Methods—To address this question, we have generated a novel tamoxifen-inducible cardiomyocyte-specific Runx1-deficient mouse. Mice were subjected to MI by means of coronary artery ligation. Cardiac remodeling and contractile function were assessed extensively at the whole heart, cardiomyocyte and molecular levels.
Results—Runx1 deficient mice were protected against adverse cardiac remodeling post-MI, maintaining ventricular wall thickness and contractile function. Furthermore, these mice lacked eccentric hypertrophy and their cardiomyocytes exhibited markedly improved calcium handling. At the mechanistic level, these effects were achieved through increased phosphorylation of phospholamban by PKA and relief of sarcoplasmic reticulum calcium pump (SERCA) inhibition. Enhanced SERCA activity in Runx1 deficient mice increased sarcoplasmic reticulum calcium content and sarcoplasmic reticulum-mediated calcium release, preserving cardiomyocyte contraction post-MI.
Conclusions—Our data identified Runx1 as a novel therapeutic target with translational potential to counteract the effects of adverse cardiac remodeling, thereby improving survival and quality of life among patients with MI.
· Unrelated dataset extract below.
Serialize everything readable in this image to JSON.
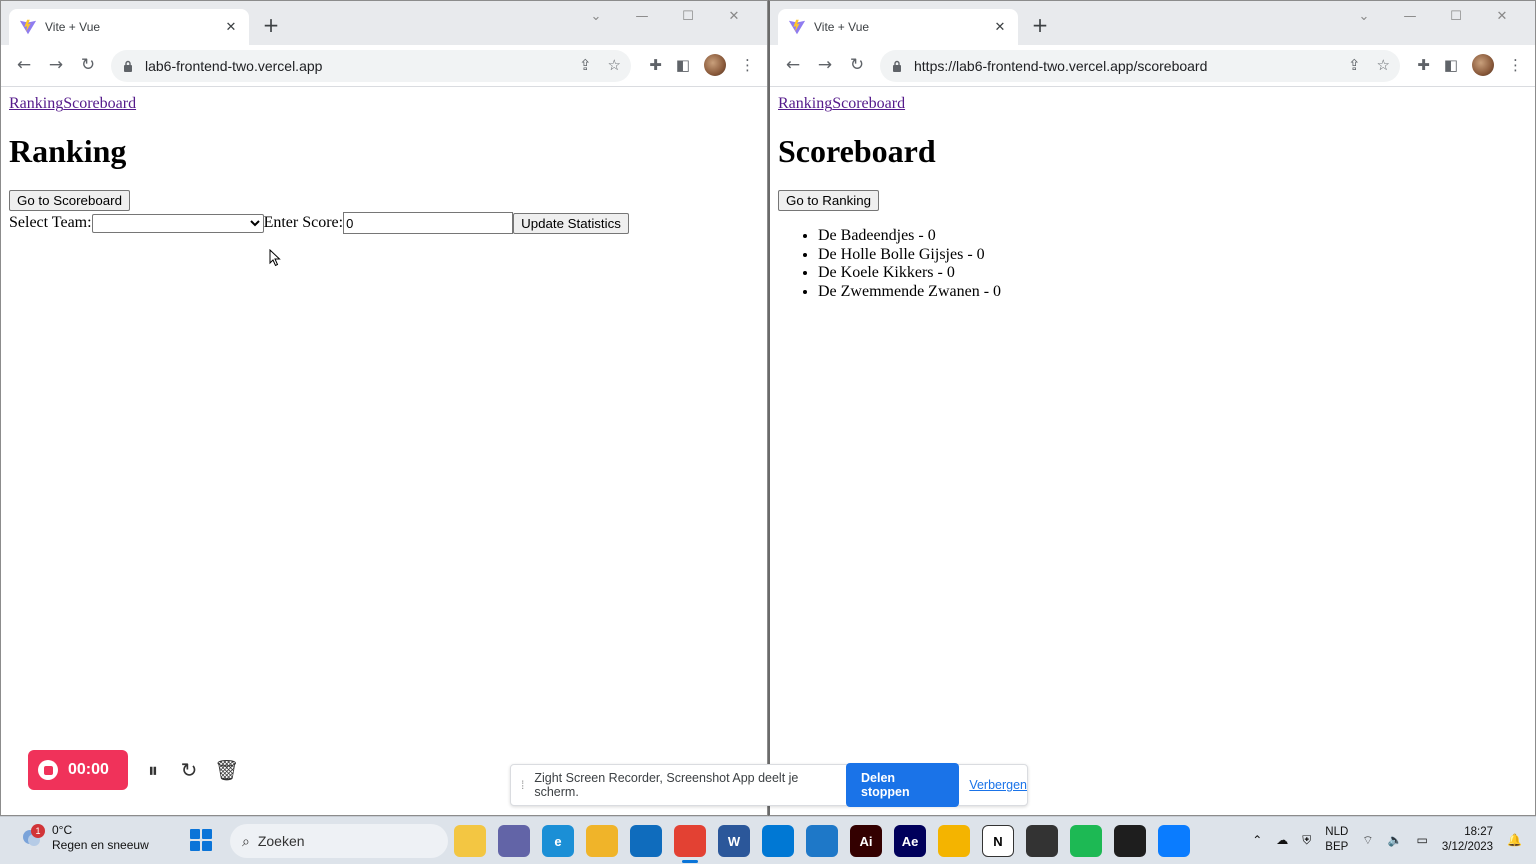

- cardiac myocyte
- calcium regulation
- excitation-contraction coupling